#### Stored items from a collection:
►

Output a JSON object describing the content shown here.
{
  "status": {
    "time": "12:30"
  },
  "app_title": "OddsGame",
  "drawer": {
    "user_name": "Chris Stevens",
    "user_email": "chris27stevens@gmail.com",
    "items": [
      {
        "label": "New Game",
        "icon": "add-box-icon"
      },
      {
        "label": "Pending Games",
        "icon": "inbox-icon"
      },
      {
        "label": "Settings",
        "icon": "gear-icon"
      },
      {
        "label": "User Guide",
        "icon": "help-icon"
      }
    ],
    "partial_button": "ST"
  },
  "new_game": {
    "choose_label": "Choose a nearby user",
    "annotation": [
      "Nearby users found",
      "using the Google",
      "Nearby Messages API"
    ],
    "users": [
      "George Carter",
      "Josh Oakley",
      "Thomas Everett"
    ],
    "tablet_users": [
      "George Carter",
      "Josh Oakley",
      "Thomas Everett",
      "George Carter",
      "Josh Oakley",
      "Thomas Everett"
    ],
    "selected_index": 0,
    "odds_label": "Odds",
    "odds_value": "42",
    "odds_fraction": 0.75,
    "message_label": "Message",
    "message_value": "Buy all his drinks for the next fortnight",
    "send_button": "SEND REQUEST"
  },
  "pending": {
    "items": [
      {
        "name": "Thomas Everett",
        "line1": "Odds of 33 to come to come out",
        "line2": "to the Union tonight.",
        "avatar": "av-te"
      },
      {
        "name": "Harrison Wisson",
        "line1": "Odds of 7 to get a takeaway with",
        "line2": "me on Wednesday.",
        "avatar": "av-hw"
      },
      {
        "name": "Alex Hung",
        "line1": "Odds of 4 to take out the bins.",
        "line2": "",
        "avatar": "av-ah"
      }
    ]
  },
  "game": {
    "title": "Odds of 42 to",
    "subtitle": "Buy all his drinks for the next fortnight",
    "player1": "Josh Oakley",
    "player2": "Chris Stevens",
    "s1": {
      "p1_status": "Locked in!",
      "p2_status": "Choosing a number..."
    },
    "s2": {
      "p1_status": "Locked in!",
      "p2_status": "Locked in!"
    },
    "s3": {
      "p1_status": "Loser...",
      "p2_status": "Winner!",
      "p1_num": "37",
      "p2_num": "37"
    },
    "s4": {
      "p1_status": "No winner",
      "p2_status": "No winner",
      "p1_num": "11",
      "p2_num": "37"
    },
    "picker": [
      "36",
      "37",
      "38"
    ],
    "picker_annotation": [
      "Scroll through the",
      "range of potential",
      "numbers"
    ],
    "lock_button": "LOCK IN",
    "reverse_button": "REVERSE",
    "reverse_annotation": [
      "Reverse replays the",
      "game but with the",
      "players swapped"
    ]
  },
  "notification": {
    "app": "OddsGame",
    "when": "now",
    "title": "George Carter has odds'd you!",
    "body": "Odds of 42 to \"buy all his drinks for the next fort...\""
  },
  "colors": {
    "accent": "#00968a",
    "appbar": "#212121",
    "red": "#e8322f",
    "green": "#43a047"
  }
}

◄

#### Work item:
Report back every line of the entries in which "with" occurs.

#### Completed task:
        "line1": "Odds of 7 to get a takeaway with",
      "game but with the",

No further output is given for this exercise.